Problem statement: Where in the data below does the word "JSON" appear? Copy each line that holds it.

Data records:
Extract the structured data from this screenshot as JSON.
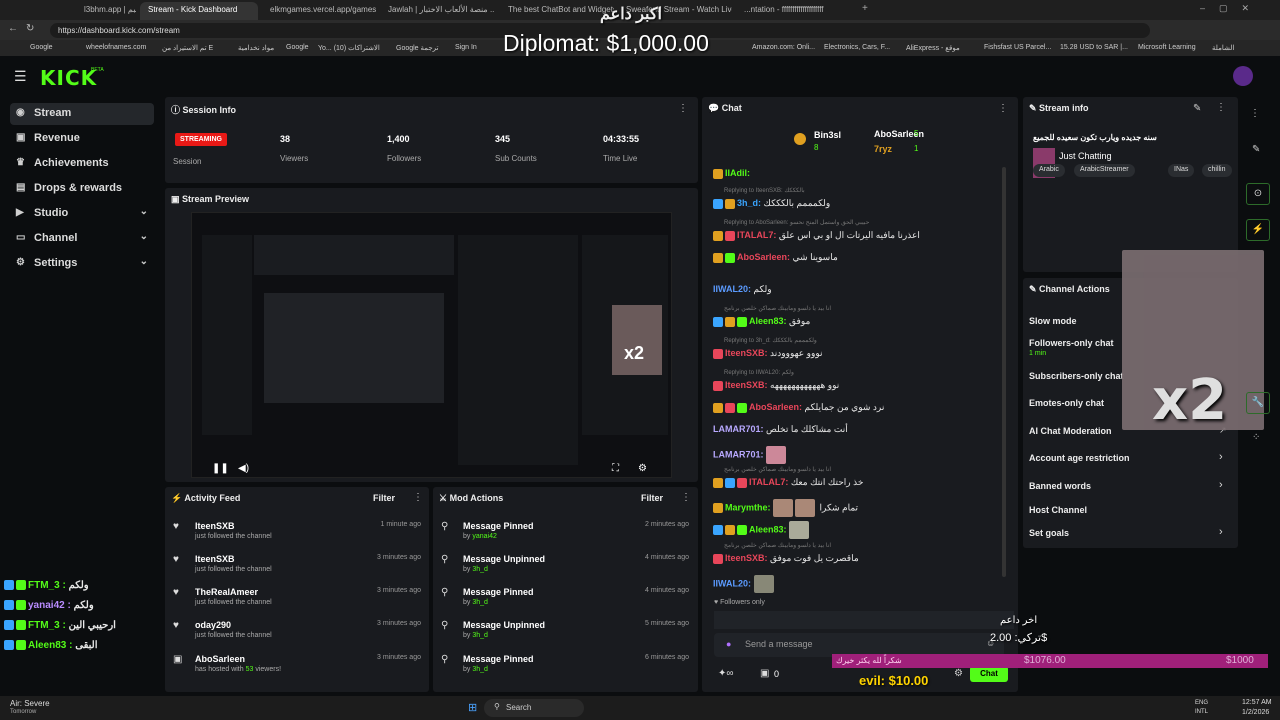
{
  "browser": {
    "tabs": [
      "l3bhm.app | البيبم",
      "Stream - Kick Dashboard",
      "elkmgames.vercel.app/games/wh...",
      "Jawlah | منصة الألعاب الاختبار ...",
      "The best ChatBot and Widgets ...",
      "Sweafend Stream - Watch Live...",
      "...ntation - ffffffffffffffffffff"
    ],
    "url": "https://dashboard.kick.com/stream",
    "bookmarks": [
      "Google",
      "wheelofnames.com",
      "تم الاستيراد من E",
      "مواد نخدامية",
      "Google",
      "Yo... (10) الاشتراكات",
      "Google ترجمة",
      "Sign In",
      "Amazon.com: Onli...",
      "Electronics, Cars, F...",
      "AliExpress - موقع",
      "Fishsfast US Parcel...",
      "15.28 USD to SAR |...",
      "Microsoft Learning",
      "الشاملة"
    ]
  },
  "overlay_top": {
    "arabic": "اكبر داعم",
    "diplomat": "Diplomat: $1,000.00"
  },
  "brand": {
    "logo": "KICK",
    "beta": "BETA"
  },
  "sidebar": {
    "items": [
      {
        "label": "Stream",
        "icon": "stream-icon"
      },
      {
        "label": "Revenue",
        "icon": "revenue-icon"
      },
      {
        "label": "Achievements",
        "icon": "trophy-icon"
      },
      {
        "label": "Drops & rewards",
        "icon": "gift-icon"
      },
      {
        "label": "Studio",
        "icon": "studio-icon"
      },
      {
        "label": "Channel",
        "icon": "channel-icon"
      },
      {
        "label": "Settings",
        "icon": "gear-icon"
      }
    ]
  },
  "session": {
    "title": "Session Info",
    "status": "STREAMING",
    "status_label": "Session",
    "viewers": "38",
    "viewers_label": "Viewers",
    "followers": "1,400",
    "followers_label": "Followers",
    "subs": "345",
    "subs_label": "Sub Counts",
    "time": "04:33:55",
    "time_label": "Time Live"
  },
  "preview": {
    "title": "Stream Preview",
    "x2": "x2"
  },
  "activity": {
    "title": "Activity Feed",
    "filter": "Filter",
    "items": [
      {
        "name": "IteenSXB",
        "sub": "just followed the channel",
        "time": "1 minute ago"
      },
      {
        "name": "IteenSXB",
        "sub": "just followed the channel",
        "time": "3 minutes ago"
      },
      {
        "name": "TheRealAmeer",
        "sub": "just followed the channel",
        "time": "3 minutes ago"
      },
      {
        "name": "oday290",
        "sub": "just followed the channel",
        "time": "3 minutes ago"
      },
      {
        "name": "AboSarleen",
        "sub_pre": "has hosted with ",
        "sub_num": "53",
        "sub_post": " viewers!",
        "time": "3 minutes ago"
      }
    ]
  },
  "mod": {
    "title": "Mod Actions",
    "filter": "Filter",
    "items": [
      {
        "action": "Message Pinned",
        "by": "by ",
        "user": "yanai42",
        "time": "2 minutes ago"
      },
      {
        "action": "Message Unpinned",
        "by": "by ",
        "user": "3h_d",
        "time": "4 minutes ago"
      },
      {
        "action": "Message Pinned",
        "by": "by ",
        "user": "3h_d",
        "time": "4 minutes ago"
      },
      {
        "action": "Message Unpinned",
        "by": "by ",
        "user": "3h_d",
        "time": "5 minutes ago"
      },
      {
        "action": "Message Pinned",
        "by": "by ",
        "user": "3h_d",
        "time": "6 minutes ago"
      }
    ]
  },
  "chat": {
    "title": "Chat",
    "top_gifters": [
      {
        "name": "Bin3sl",
        "count": "8"
      },
      {
        "name": "AboSarleen",
        "count": "5"
      },
      {
        "name": "7ryz",
        "count": "1"
      }
    ],
    "messages": [
      {
        "reply": "",
        "user": "IIAdil:",
        "text": "",
        "color": "#53fc18"
      },
      {
        "reply": "Replying to IteenSXB: بالكككك",
        "user": "3h_d:",
        "text": "ولكمممم بالكككك",
        "color": "#3aa5ff"
      },
      {
        "reply": "Replying to AboSarleen: حبيبي الحق واستمل المنح نحسو",
        "user": "ITALAL7:",
        "text": "اعذرنا مافيه اليرتات ال او بي اس علق",
        "color": "#e8465a"
      },
      {
        "reply": "",
        "user": "AboSarleen:",
        "text": "ماسوينا شي",
        "color": "#e8465a"
      },
      {
        "reply": "",
        "user": "IIWAL20:",
        "text": "ولكم",
        "color": "#5b9bff"
      },
      {
        "reply": "انا بيد يا دلسو ومابينك صماكن خلصن برنامج",
        "user": "Aleen83:",
        "text": "موفق",
        "color": "#53fc18"
      },
      {
        "reply": "Replying to 3h_d: ولكمممم بالكككك",
        "user": "IteenSXB:",
        "text": "نووو عهووودند",
        "color": "#e8465a"
      },
      {
        "reply": "Replying to IIWAL20: ولكم",
        "user": "IteenSXB:",
        "text": "نوو ههههههههههههه",
        "color": "#e8465a"
      },
      {
        "reply": "",
        "user": "AboSarleen:",
        "text": "نرد شوي من جمايلكم",
        "color": "#e8465a"
      },
      {
        "reply": "",
        "user": "LAMAR701:",
        "text": "أنت مشاكلك ما تخلص",
        "color": "#b8a9ff"
      },
      {
        "reply": "",
        "user": "LAMAR701:",
        "text": "",
        "color": "#b8a9ff"
      },
      {
        "reply": "انا بيد يا دلسو ومابينك صماكن خلصن برنامج",
        "user": "ITALAL7:",
        "text": "خذ راحتك انتك معك",
        "color": "#e8465a"
      },
      {
        "reply": "",
        "user": "Marymthe:",
        "text": "تمام شكرا",
        "color": "#53fc18"
      },
      {
        "reply": "",
        "user": "Aleen83:",
        "text": "",
        "color": "#53fc18"
      },
      {
        "reply": "انا بيد يا دلسو ومابينك صماكن خلصن برنامج",
        "user": "IteenSXB:",
        "text": "ماقصرت يل فوت موفق",
        "color": "#e8465a"
      },
      {
        "reply": "",
        "user": "IIWAL20:",
        "text": "",
        "color": "#5b9bff"
      }
    ],
    "followers_only": "Followers only",
    "placeholder": "Send a message",
    "points": "0",
    "send": "Chat"
  },
  "stream_info": {
    "title": "Stream info",
    "name": "سنه جديده ويارب تكون سعيده للجميع",
    "category": "Just Chatting",
    "tags": [
      "Arabic",
      "ArabicStreamer",
      "INas",
      "chillin"
    ]
  },
  "channel_actions": {
    "title": "Channel Actions",
    "items": [
      "Slow mode",
      "Followers-only chat",
      "Subscribers-only chat",
      "Emotes-only chat",
      "AI Chat Moderation",
      "Account age restriction",
      "Banned words",
      "Host Channel",
      "Set goals"
    ],
    "followers_only_sub": "1 min"
  },
  "overlay_webcam": {
    "x2": "x2"
  },
  "overlay_chat": [
    {
      "user": "FTM_3 :",
      "text": "ولكم",
      "color": "#53fc18"
    },
    {
      "user": "yanai42 :",
      "text": "ولكم",
      "color": "#b98cff"
    },
    {
      "user": "FTM_3 :",
      "text": "ارحيبي الين",
      "color": "#53fc18"
    },
    {
      "user": "Aleen83 :",
      "text": "البقى",
      "color": "#53fc18"
    }
  ],
  "overlay_bottom": {
    "last": "اخر داعم",
    "turki": "تركي: 2.00$",
    "goal_text": "شكراً لله يكثر خيرك",
    "goal_current": "$1076.00",
    "goal_max": "$1000",
    "evil": "evil: $10.00"
  },
  "taskbar": {
    "weather": "Air: Severe",
    "weather_sub": "Tomorrow",
    "search": "Search",
    "lang": "ENG",
    "lang_sub": "INTL",
    "time": "12:57 AM",
    "date": "1/2/2026"
  }
}
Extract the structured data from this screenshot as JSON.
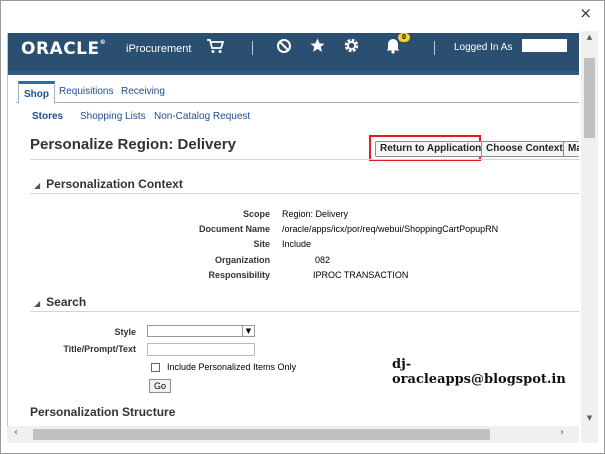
{
  "window": {
    "close_glyph": "×"
  },
  "header": {
    "logo": "ORACLE",
    "logo_mark": "®",
    "app_name": "iProcurement",
    "icons": [
      "cart-icon",
      "no-entry-icon",
      "star-icon",
      "gear-icon",
      "bell-icon"
    ],
    "notification_count": "0",
    "logged_in_label": "Logged In As"
  },
  "tabs": [
    {
      "label": "Shop",
      "active": true
    },
    {
      "label": "Requisitions"
    },
    {
      "label": "Receiving"
    }
  ],
  "subnav": [
    {
      "label": "Stores",
      "selected": true
    },
    {
      "label": "Shopping Lists"
    },
    {
      "label": "Non-Catalog Request"
    }
  ],
  "page": {
    "title": "Personalize Region: Delivery"
  },
  "buttons": {
    "return": "Return to Application",
    "choose_context": "Choose Context",
    "manage_truncated": "Man"
  },
  "context": {
    "heading": "Personalization Context",
    "fields": [
      {
        "label": "Scope",
        "value": "Region: Delivery"
      },
      {
        "label": "Document Name",
        "value": "/oracle/apps/icx/por/req/webui/ShoppingCartPopupRN"
      },
      {
        "label": "Site",
        "value": "Include"
      },
      {
        "label": "Organization",
        "value": "082"
      },
      {
        "label": "Responsibility",
        "value": "IPROC TRANSACTION"
      }
    ]
  },
  "search": {
    "heading": "Search",
    "style_label": "Style",
    "style_value": "",
    "title_label": "Title/Prompt/Text",
    "title_value": "",
    "checkbox_label": "Include Personalized Items Only",
    "go_label": "Go"
  },
  "watermark": "dj-oracleapps@blogspot.in",
  "structure": {
    "heading": "Personalization Structure"
  }
}
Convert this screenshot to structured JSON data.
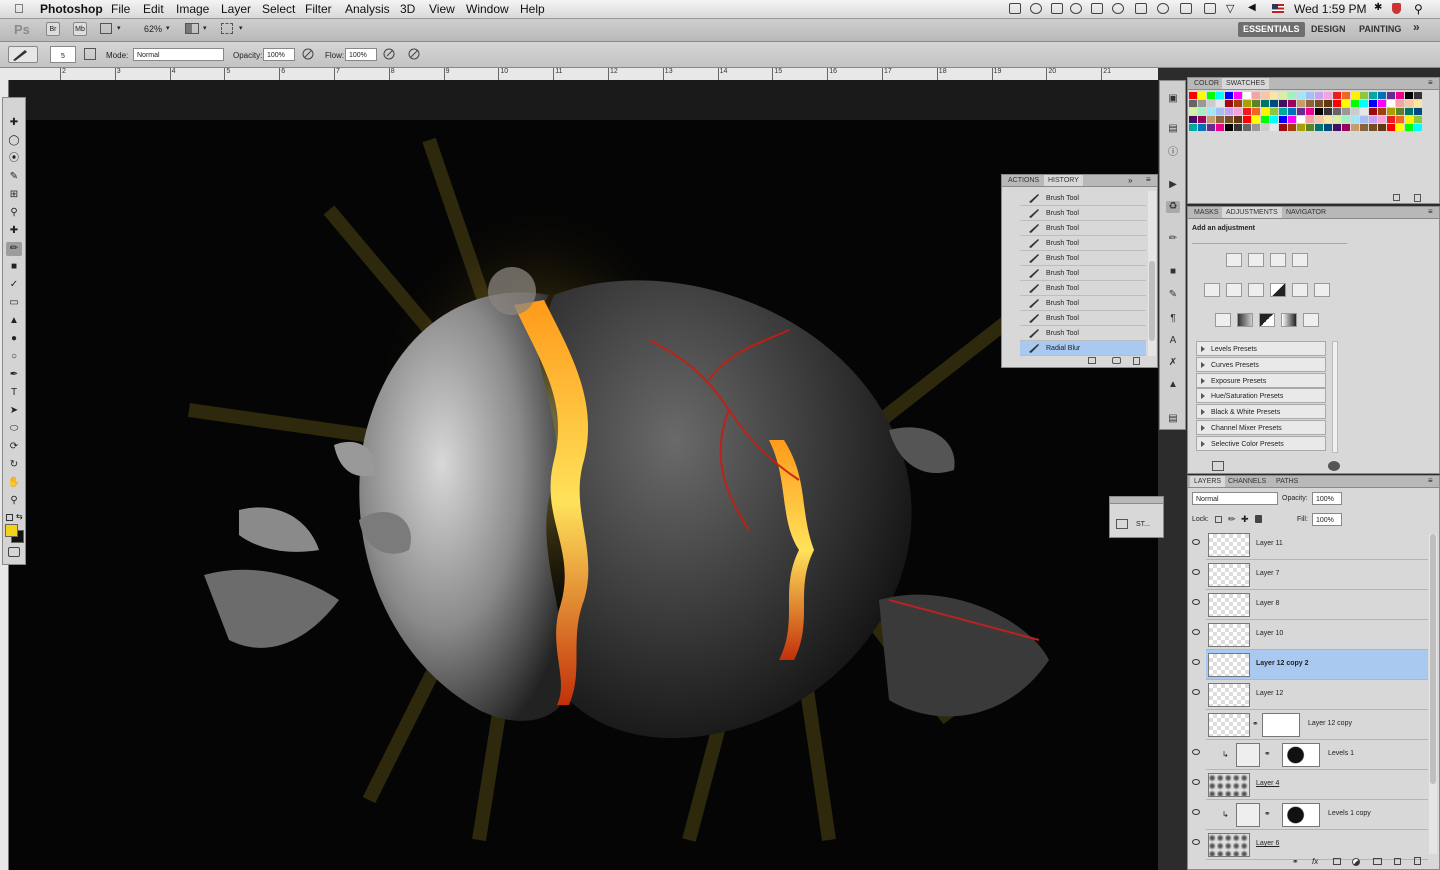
{
  "menubar": {
    "app": "Photoshop",
    "items": [
      "File",
      "Edit",
      "Image",
      "Layer",
      "Select",
      "Filter",
      "Analysis",
      "3D",
      "View",
      "Window",
      "Help"
    ],
    "clock": "Wed 1:59 PM"
  },
  "appbar": {
    "logo": "Ps",
    "btn_br": "Br",
    "btn_mb": "Mb",
    "zoom": "62%",
    "workspaces": [
      "ESSENTIALS",
      "DESIGN",
      "PAINTING"
    ],
    "more": "»"
  },
  "options": {
    "brush_size": "5",
    "mode_label": "Mode:",
    "mode_value": "Normal",
    "opacity_label": "Opacity:",
    "opacity_value": "100%",
    "flow_label": "Flow:",
    "flow_value": "100%"
  },
  "ruler": {
    "ticks": [
      "2",
      "3",
      "4",
      "5",
      "6",
      "7",
      "8",
      "9",
      "10",
      "11",
      "12",
      "13",
      "14",
      "15",
      "16",
      "17",
      "18",
      "19",
      "20",
      "21"
    ]
  },
  "history_panel": {
    "tabs": [
      "ACTIONS",
      "HISTORY"
    ],
    "active_tab": "HISTORY",
    "items": [
      "Brush Tool",
      "Brush Tool",
      "Brush Tool",
      "Brush Tool",
      "Brush Tool",
      "Brush Tool",
      "Brush Tool",
      "Brush Tool",
      "Brush Tool",
      "Brush Tool",
      "Radial Blur"
    ],
    "selected_index": 10
  },
  "mini_panel": {
    "label": "ST..."
  },
  "color_panel": {
    "tabs": [
      "COLOR",
      "SWATCHES"
    ],
    "active_tab": "SWATCHES",
    "swatch_colors": [
      "#ff0000",
      "#ffff00",
      "#00ff00",
      "#00ffff",
      "#0000ff",
      "#ff00ff",
      "#ffffff",
      "#f5a3a3",
      "#f7c7a3",
      "#f9e6a3",
      "#d8f0a3",
      "#a3f0c2",
      "#a3e6f5",
      "#a3bff5",
      "#c5a3f5",
      "#f5a3d9",
      "#ed1c24",
      "#f26522",
      "#fff200",
      "#8dc63f",
      "#00a99d",
      "#0072bc",
      "#662d91",
      "#ec008c",
      "#000000",
      "#333333",
      "#666666",
      "#999999",
      "#cccccc",
      "#e6e6e6",
      "#9e0b0f",
      "#a0410d",
      "#aba000",
      "#598527",
      "#00746b",
      "#004a80",
      "#440e62",
      "#9e005d",
      "#c69c6d",
      "#8c6239",
      "#754c24",
      "#603913"
    ],
    "accent": "#f3d21a"
  },
  "adjustments_panel": {
    "tabs": [
      "MASKS",
      "ADJUSTMENTS",
      "NAVIGATOR"
    ],
    "active_tab": "ADJUSTMENTS",
    "heading": "Add an adjustment",
    "presets": [
      "Levels Presets",
      "Curves Presets",
      "Exposure Presets",
      "Hue/Saturation Presets",
      "Black & White Presets",
      "Channel Mixer Presets",
      "Selective Color Presets"
    ]
  },
  "layers_panel": {
    "tabs": [
      "LAYERS",
      "CHANNELS",
      "PATHS"
    ],
    "active_tab": "LAYERS",
    "blend_mode": "Normal",
    "opacity_label": "Opacity:",
    "opacity_value": "100%",
    "lock_label": "Lock:",
    "fill_label": "Fill:",
    "fill_value": "100%",
    "layers": [
      {
        "name": "Layer 11",
        "visible": true,
        "type": "pixel"
      },
      {
        "name": "Layer 7",
        "visible": true,
        "type": "pixel"
      },
      {
        "name": "Layer 8",
        "visible": true,
        "type": "pixel"
      },
      {
        "name": "Layer 10",
        "visible": true,
        "type": "pixel"
      },
      {
        "name": "Layer 12 copy 2",
        "visible": true,
        "type": "pixel",
        "selected": true
      },
      {
        "name": "Layer 12",
        "visible": true,
        "type": "pixel"
      },
      {
        "name": "Layer 12 copy",
        "visible": false,
        "type": "masked"
      },
      {
        "name": "Levels 1",
        "visible": true,
        "type": "adjustment"
      },
      {
        "name": "Layer 4",
        "visible": true,
        "type": "image"
      },
      {
        "name": "Levels 1 copy",
        "visible": true,
        "type": "adjustment"
      },
      {
        "name": "Layer 6",
        "visible": true,
        "type": "image"
      }
    ]
  }
}
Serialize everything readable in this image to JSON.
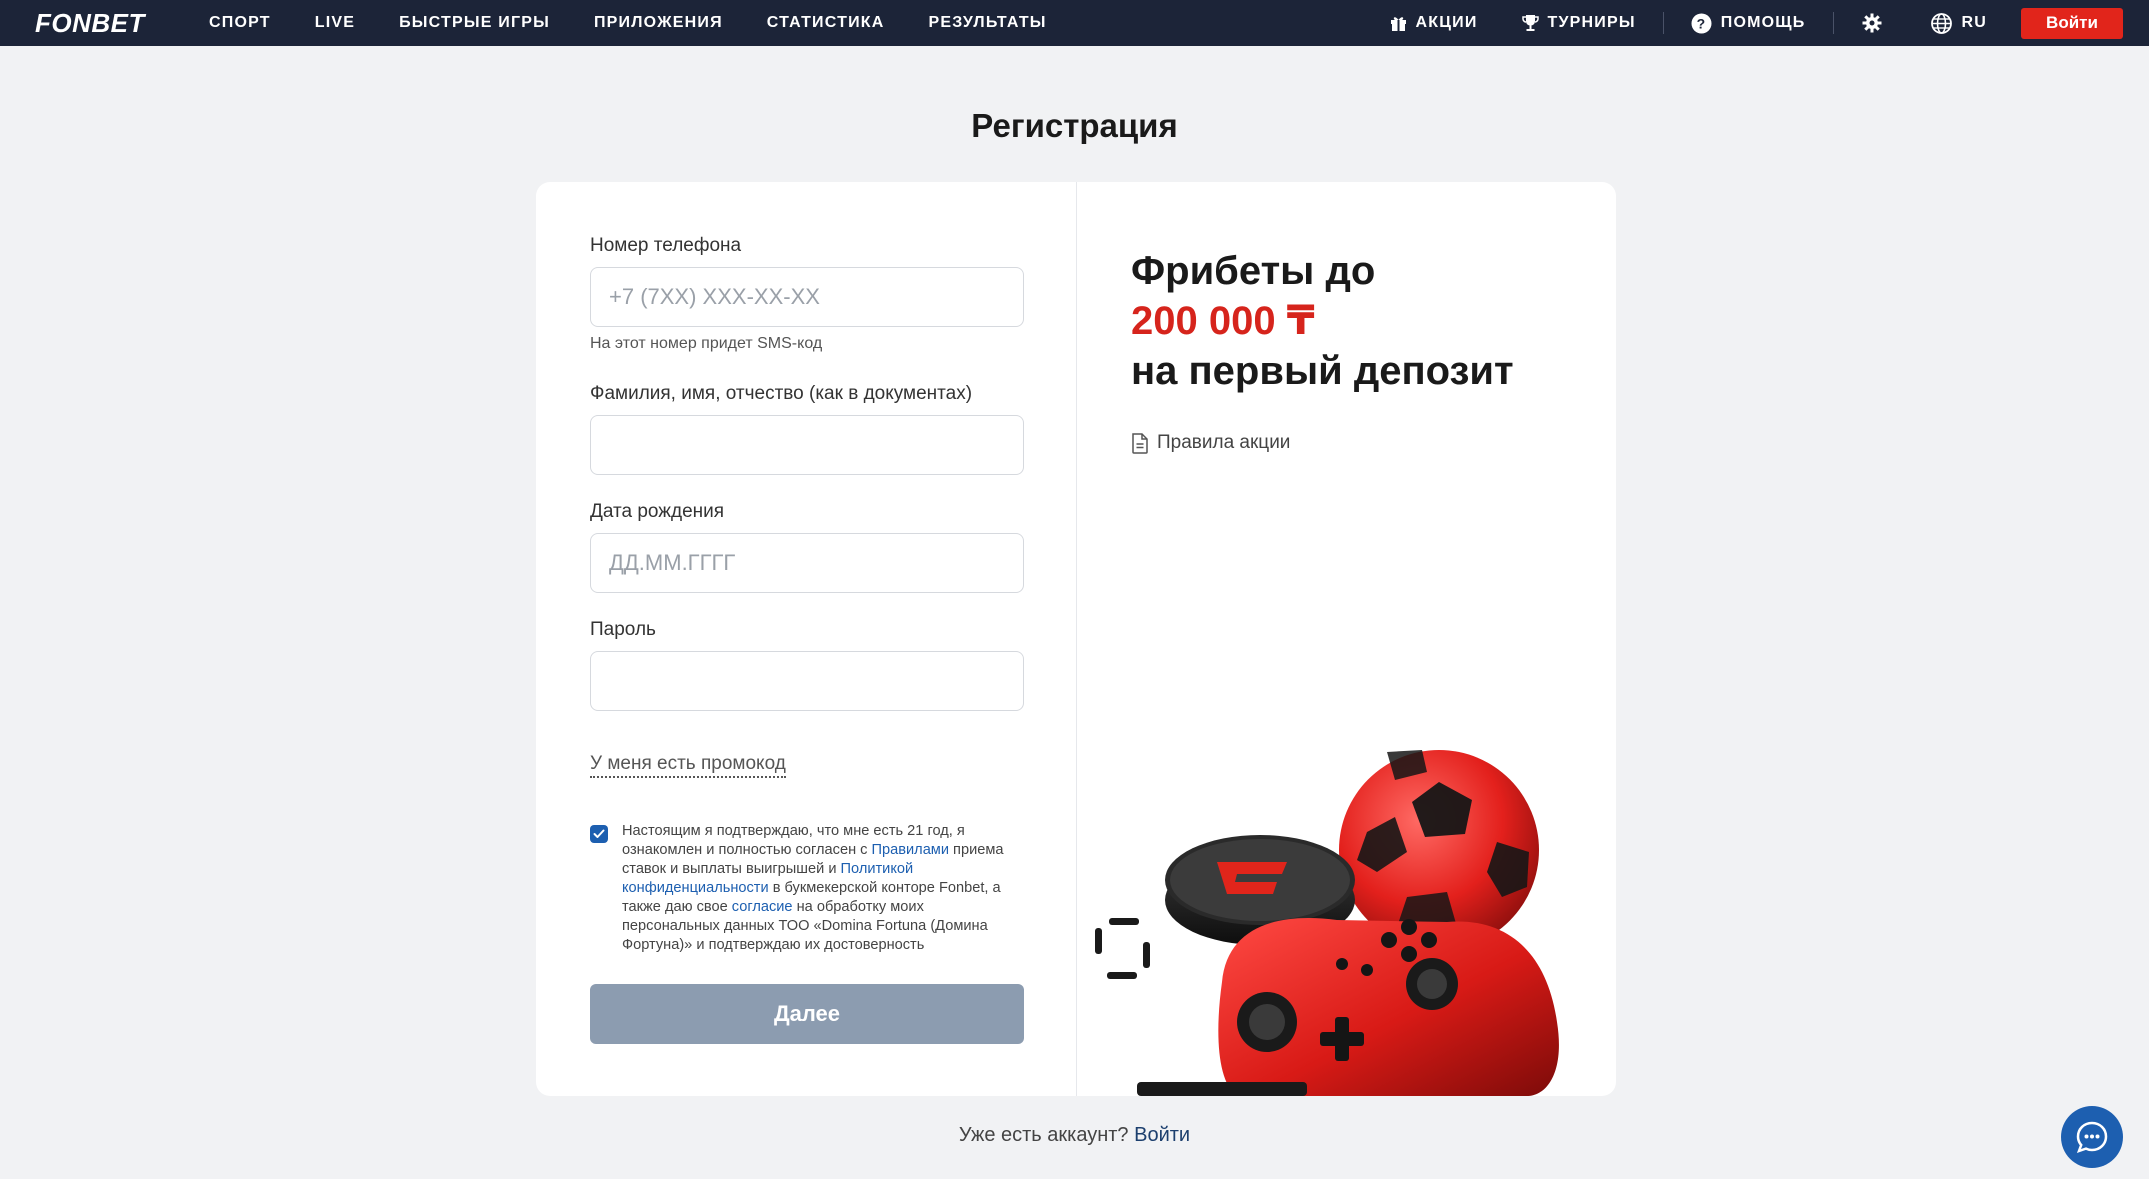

Your solution:
Extract the structured data from this screenshot as JSON.
Extract the structured data from this screenshot as JSON.
Convert this screenshot to structured JSON data.
Serialize everything readable in this image to JSON.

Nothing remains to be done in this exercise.